Nonvisual motor learning improves visual motion perception: evidence from violating the two-thirds power law.

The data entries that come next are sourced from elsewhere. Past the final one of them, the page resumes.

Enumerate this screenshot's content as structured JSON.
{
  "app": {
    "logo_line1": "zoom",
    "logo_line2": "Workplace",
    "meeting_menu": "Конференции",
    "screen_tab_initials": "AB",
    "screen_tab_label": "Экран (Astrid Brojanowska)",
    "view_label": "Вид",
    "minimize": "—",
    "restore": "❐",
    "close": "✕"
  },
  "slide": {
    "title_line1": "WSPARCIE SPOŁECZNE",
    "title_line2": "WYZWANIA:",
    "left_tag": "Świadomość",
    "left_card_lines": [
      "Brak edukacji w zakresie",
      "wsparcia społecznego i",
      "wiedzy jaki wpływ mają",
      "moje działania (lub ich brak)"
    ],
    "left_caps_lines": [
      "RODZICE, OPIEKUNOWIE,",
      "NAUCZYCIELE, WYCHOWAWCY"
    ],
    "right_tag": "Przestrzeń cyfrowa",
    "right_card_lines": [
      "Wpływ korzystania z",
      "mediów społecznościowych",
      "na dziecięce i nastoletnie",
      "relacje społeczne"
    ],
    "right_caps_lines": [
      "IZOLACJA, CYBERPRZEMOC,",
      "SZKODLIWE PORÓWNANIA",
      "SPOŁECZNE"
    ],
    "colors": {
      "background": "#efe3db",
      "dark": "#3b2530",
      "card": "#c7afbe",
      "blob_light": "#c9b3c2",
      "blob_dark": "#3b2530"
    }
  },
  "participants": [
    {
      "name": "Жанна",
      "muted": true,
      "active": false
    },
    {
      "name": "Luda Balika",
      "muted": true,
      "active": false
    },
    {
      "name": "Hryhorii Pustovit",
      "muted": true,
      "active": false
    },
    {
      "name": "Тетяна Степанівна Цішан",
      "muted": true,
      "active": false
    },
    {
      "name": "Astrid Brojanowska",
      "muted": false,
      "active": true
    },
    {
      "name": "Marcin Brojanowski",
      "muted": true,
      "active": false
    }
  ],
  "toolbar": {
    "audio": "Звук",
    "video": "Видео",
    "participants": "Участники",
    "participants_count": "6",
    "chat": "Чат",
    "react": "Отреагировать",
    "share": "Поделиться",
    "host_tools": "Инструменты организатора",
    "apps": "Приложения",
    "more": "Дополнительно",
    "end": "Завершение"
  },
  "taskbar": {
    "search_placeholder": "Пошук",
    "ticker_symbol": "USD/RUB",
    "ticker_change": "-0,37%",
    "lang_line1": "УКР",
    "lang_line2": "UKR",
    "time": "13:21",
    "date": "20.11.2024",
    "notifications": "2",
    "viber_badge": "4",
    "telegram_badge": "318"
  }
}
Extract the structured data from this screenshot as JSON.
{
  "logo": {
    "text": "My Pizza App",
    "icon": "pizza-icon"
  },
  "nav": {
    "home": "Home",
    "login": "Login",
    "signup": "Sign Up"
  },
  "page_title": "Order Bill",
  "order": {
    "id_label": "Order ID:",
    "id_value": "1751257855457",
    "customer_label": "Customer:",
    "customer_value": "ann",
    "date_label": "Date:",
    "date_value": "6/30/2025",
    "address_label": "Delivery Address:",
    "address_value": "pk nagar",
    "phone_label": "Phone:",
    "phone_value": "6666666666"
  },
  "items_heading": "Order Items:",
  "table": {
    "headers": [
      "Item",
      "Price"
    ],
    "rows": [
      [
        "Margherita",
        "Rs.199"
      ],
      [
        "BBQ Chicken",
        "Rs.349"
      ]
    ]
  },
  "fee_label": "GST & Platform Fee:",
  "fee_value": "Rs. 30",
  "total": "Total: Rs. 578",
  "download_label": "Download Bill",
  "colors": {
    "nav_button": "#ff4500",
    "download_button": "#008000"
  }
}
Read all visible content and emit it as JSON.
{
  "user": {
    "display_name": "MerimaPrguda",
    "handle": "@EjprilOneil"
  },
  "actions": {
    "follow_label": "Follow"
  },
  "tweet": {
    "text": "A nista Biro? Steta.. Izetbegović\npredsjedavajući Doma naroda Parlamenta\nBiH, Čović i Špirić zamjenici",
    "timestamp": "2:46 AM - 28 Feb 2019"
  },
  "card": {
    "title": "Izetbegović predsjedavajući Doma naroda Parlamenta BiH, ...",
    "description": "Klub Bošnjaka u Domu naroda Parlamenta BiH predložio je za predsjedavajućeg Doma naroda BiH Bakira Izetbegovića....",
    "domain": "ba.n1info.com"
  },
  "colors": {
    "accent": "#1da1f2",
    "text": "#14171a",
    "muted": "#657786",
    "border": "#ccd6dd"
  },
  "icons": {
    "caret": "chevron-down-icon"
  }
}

Element shape biases the perceived direction in ambiguous apparent motion displays. Likewise, the direction of motion influences the perception of ambiguous elements' shapes. A recent framework that suggests common spatial representations for perception and action predicts that actions should also influence the perceived direction of motion in ambiguous displays. In four experiments the perceived direction of an ambiguous display was shown to be primed by different types of invisible actions. An investigation of several aspects of action processing (like the type and direction of the hand movement or direction of the cue for the hand movement) showed that priming only occurred if the goal of the action and the motion display shared a common cognitive dimension. When that common dimension is given, planning an action is sufficient for motion priming.